[[ SUPPLIED RECORDS open ]]

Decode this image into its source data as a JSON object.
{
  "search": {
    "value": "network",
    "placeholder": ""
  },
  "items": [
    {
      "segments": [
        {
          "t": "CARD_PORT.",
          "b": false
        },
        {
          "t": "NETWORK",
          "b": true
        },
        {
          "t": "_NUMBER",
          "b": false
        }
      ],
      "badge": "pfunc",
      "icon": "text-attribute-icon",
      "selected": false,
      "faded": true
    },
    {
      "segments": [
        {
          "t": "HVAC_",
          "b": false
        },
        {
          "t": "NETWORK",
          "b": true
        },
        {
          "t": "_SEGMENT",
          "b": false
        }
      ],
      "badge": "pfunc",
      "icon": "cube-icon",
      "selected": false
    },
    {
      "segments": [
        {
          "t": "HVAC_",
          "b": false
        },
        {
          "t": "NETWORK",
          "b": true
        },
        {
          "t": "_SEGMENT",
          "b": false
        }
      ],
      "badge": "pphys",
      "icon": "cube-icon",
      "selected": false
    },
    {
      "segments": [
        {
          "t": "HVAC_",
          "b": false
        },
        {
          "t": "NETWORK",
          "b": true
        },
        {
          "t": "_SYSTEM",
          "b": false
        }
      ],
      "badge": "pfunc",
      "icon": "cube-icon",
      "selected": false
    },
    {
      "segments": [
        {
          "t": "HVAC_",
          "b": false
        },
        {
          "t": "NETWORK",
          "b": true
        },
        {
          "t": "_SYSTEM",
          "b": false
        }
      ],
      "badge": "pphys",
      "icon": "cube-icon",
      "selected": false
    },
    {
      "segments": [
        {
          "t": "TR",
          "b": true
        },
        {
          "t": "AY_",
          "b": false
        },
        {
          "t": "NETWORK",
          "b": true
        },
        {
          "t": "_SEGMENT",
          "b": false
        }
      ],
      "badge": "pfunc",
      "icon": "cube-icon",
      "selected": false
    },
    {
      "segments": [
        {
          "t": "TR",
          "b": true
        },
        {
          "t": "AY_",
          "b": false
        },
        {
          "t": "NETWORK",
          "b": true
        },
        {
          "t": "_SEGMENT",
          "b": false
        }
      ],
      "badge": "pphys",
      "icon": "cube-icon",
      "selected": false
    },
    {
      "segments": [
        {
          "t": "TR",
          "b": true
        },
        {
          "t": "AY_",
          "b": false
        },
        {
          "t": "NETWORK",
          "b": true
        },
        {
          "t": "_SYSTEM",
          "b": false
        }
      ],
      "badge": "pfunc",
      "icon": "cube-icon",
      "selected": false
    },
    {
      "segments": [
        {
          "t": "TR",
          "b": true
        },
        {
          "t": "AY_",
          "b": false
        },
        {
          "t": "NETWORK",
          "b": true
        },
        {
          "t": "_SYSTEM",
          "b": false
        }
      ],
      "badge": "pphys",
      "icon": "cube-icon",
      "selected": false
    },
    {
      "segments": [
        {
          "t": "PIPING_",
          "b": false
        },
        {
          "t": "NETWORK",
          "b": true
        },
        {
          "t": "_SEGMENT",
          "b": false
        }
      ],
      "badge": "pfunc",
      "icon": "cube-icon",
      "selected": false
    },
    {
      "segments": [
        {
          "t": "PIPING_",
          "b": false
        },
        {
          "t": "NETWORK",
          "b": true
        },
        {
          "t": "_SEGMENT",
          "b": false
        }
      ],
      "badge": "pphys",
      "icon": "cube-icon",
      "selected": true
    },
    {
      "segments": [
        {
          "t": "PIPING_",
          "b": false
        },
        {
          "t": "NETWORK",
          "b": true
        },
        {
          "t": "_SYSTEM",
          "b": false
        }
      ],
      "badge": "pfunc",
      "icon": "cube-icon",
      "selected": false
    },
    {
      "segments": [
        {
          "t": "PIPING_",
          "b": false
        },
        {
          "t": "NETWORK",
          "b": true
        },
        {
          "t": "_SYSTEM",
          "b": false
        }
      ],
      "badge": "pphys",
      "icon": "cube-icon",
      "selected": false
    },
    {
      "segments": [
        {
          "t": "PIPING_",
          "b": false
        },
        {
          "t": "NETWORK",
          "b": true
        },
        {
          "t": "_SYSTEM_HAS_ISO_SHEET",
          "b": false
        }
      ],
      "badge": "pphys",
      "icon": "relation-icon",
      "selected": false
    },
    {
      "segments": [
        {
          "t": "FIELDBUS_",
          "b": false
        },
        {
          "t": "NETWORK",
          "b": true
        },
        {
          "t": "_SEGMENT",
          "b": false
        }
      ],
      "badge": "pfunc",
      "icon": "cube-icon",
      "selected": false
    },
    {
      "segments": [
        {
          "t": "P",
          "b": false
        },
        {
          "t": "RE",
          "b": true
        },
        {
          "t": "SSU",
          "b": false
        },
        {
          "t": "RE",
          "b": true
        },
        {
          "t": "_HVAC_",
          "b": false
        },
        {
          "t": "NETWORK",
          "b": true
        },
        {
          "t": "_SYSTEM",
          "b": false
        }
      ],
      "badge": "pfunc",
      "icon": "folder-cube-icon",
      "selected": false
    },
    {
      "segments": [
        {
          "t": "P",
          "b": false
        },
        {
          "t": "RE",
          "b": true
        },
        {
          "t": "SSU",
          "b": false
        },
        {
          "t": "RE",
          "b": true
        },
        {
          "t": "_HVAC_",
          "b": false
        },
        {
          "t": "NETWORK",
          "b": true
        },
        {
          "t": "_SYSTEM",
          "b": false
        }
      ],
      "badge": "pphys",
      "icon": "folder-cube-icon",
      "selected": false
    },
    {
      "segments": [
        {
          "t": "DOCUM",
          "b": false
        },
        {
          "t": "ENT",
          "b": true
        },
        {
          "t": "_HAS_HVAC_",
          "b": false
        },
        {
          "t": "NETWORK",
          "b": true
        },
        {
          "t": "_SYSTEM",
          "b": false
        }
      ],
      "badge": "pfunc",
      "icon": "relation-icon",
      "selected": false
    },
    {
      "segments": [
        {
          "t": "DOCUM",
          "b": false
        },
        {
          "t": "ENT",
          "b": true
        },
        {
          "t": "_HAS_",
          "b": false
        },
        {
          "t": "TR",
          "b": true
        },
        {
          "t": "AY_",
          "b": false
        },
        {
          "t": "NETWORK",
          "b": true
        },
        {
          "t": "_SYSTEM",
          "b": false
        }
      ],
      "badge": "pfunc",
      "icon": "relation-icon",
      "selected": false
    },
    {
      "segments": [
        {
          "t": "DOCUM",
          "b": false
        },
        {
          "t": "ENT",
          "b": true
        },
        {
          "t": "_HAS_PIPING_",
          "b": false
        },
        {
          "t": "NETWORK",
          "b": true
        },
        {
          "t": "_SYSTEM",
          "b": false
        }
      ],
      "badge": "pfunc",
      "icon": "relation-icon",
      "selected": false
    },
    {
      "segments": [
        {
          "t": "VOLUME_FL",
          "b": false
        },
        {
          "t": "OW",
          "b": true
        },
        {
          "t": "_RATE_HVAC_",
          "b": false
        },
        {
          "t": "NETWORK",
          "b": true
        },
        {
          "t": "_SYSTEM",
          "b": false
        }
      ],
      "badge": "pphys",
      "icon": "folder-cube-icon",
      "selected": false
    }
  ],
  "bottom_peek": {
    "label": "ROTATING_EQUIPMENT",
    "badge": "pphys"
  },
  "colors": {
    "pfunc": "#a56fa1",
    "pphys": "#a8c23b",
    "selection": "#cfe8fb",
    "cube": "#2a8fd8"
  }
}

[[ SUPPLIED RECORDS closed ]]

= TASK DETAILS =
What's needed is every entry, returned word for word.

= RESULT FOR THIS TASK =
Decode this image into its source data as a JSON object.
{
  "search": {
    "value": "network",
    "placeholder": ""
  },
  "items": [
    {
      "segments": [
        {
          "t": "CARD_PORT.",
          "b": false
        },
        {
          "t": "NETWORK",
          "b": true
        },
        {
          "t": "_NUMBER",
          "b": false
        }
      ],
      "badge": "pfunc",
      "icon": "text-attribute-icon",
      "selected": false,
      "faded": true
    },
    {
      "segments": [
        {
          "t": "HVAC_",
          "b": false
        },
        {
          "t": "NETWORK",
          "b": true
        },
        {
          "t": "_SEGMENT",
          "b": false
        }
      ],
      "badge": "pfunc",
      "icon": "cube-icon",
      "selected": false
    },
    {
      "segments": [
        {
          "t": "HVAC_",
          "b": false
        },
        {
          "t": "NETWORK",
          "b": true
        },
        {
          "t": "_SEGMENT",
          "b": false
        }
      ],
      "badge": "pphys",
      "icon": "cube-icon",
      "selected": false
    },
    {
      "segments": [
        {
          "t": "HVAC_",
          "b": false
        },
        {
          "t": "NETWORK",
          "b": true
        },
        {
          "t": "_SYSTEM",
          "b": false
        }
      ],
      "badge": "pfunc",
      "icon": "cube-icon",
      "selected": false
    },
    {
      "segments": [
        {
          "t": "HVAC_",
          "b": false
        },
        {
          "t": "NETWORK",
          "b": true
        },
        {
          "t": "_SYSTEM",
          "b": false
        }
      ],
      "badge": "pphys",
      "icon": "cube-icon",
      "selected": false
    },
    {
      "segments": [
        {
          "t": "TR",
          "b": true
        },
        {
          "t": "AY_",
          "b": false
        },
        {
          "t": "NETWORK",
          "b": true
        },
        {
          "t": "_SEGMENT",
          "b": false
        }
      ],
      "badge": "pfunc",
      "icon": "cube-icon",
      "selected": false
    },
    {
      "segments": [
        {
          "t": "TR",
          "b": true
        },
        {
          "t": "AY_",
          "b": false
        },
        {
          "t": "NETWORK",
          "b": true
        },
        {
          "t": "_SEGMENT",
          "b": false
        }
      ],
      "badge": "pphys",
      "icon": "cube-icon",
      "selected": false
    },
    {
      "segments": [
        {
          "t": "TR",
          "b": true
        },
        {
          "t": "AY_",
          "b": false
        },
        {
          "t": "NETWORK",
          "b": true
        },
        {
          "t": "_SYSTEM",
          "b": false
        }
      ],
      "badge": "pfunc",
      "icon": "cube-icon",
      "selected": false
    },
    {
      "segments": [
        {
          "t": "TR",
          "b": true
        },
        {
          "t": "AY_",
          "b": false
        },
        {
          "t": "NETWORK",
          "b": true
        },
        {
          "t": "_SYSTEM",
          "b": false
        }
      ],
      "badge": "pphys",
      "icon": "cube-icon",
      "selected": false
    },
    {
      "segments": [
        {
          "t": "PIPING_",
          "b": false
        },
        {
          "t": "NETWORK",
          "b": true
        },
        {
          "t": "_SEGMENT",
          "b": false
        }
      ],
      "badge": "pfunc",
      "icon": "cube-icon",
      "selected": false
    },
    {
      "segments": [
        {
          "t": "PIPING_",
          "b": false
        },
        {
          "t": "NETWORK",
          "b": true
        },
        {
          "t": "_SEGMENT",
          "b": false
        }
      ],
      "badge": "pphys",
      "icon": "cube-icon",
      "selected": true
    },
    {
      "segments": [
        {
          "t": "PIPING_",
          "b": false
        },
        {
          "t": "NETWORK",
          "b": true
        },
        {
          "t": "_SYSTEM",
          "b": false
        }
      ],
      "badge": "pfunc",
      "icon": "cube-icon",
      "selected": false
    },
    {
      "segments": [
        {
          "t": "PIPING_",
          "b": false
        },
        {
          "t": "NETWORK",
          "b": true
        },
        {
          "t": "_SYSTEM",
          "b": false
        }
      ],
      "badge": "pphys",
      "icon": "cube-icon",
      "selected": false
    },
    {
      "segments": [
        {
          "t": "PIPING_",
          "b": false
        },
        {
          "t": "NETWORK",
          "b": true
        },
        {
          "t": "_SYSTEM_HAS_ISO_SHEET",
          "b": false
        }
      ],
      "badge": "pphys",
      "icon": "relation-icon",
      "selected": false
    },
    {
      "segments": [
        {
          "t": "FIELDBUS_",
          "b": false
        },
        {
          "t": "NETWORK",
          "b": true
        },
        {
          "t": "_SEGMENT",
          "b": false
        }
      ],
      "badge": "pfunc",
      "icon": "cube-icon",
      "selected": false
    },
    {
      "segments": [
        {
          "t": "P",
          "b": false
        },
        {
          "t": "RE",
          "b": true
        },
        {
          "t": "SSU",
          "b": false
        },
        {
          "t": "RE",
          "b": true
        },
        {
          "t": "_HVAC_",
          "b": false
        },
        {
          "t": "NETWORK",
          "b": true
        },
        {
          "t": "_SYSTEM",
          "b": false
        }
      ],
      "badge": "pfunc",
      "icon": "folder-cube-icon",
      "selected": false
    },
    {
      "segments": [
        {
          "t": "P",
          "b": false
        },
        {
          "t": "RE",
          "b": true
        },
        {
          "t": "SSU",
          "b": false
        },
        {
          "t": "RE",
          "b": true
        },
        {
          "t": "_HVAC_",
          "b": false
        },
        {
          "t": "NETWORK",
          "b": true
        },
        {
          "t": "_SYSTEM",
          "b": false
        }
      ],
      "badge": "pphys",
      "icon": "folder-cube-icon",
      "selected": false
    },
    {
      "segments": [
        {
          "t": "DOCUM",
          "b": false
        },
        {
          "t": "ENT",
          "b": true
        },
        {
          "t": "_HAS_HVAC_",
          "b": false
        },
        {
          "t": "NETWORK",
          "b": true
        },
        {
          "t": "_SYSTEM",
          "b": false
        }
      ],
      "badge": "pfunc",
      "icon": "relation-icon",
      "selected": false
    },
    {
      "segments": [
        {
          "t": "DOCUM",
          "b": false
        },
        {
          "t": "ENT",
          "b": true
        },
        {
          "t": "_HAS_",
          "b": false
        },
        {
          "t": "TR",
          "b": true
        },
        {
          "t": "AY_",
          "b": false
        },
        {
          "t": "NETWORK",
          "b": true
        },
        {
          "t": "_SYSTEM",
          "b": false
        }
      ],
      "badge": "pfunc",
      "icon": "relation-icon",
      "selected": false
    },
    {
      "segments": [
        {
          "t": "DOCUM",
          "b": false
        },
        {
          "t": "ENT",
          "b": true
        },
        {
          "t": "_HAS_PIPING_",
          "b": false
        },
        {
          "t": "NETWORK",
          "b": true
        },
        {
          "t": "_SYSTEM",
          "b": false
        }
      ],
      "badge": "pfunc",
      "icon": "relation-icon",
      "selected": false
    },
    {
      "segments": [
        {
          "t": "VOLUME_FL",
          "b": false
        },
        {
          "t": "OW",
          "b": true
        },
        {
          "t": "_RATE_HVAC_",
          "b": false
        },
        {
          "t": "NETWORK",
          "b": true
        },
        {
          "t": "_SYSTEM",
          "b": false
        }
      ],
      "badge": "pphys",
      "icon": "folder-cube-icon",
      "selected": false
    }
  ],
  "bottom_peek": {
    "label": "ROTATING_EQUIPMENT",
    "badge": "pphys"
  },
  "colors": {
    "pfunc": "#a56fa1",
    "pphys": "#a8c23b",
    "selection": "#cfe8fb",
    "cube": "#2a8fd8"
  }
}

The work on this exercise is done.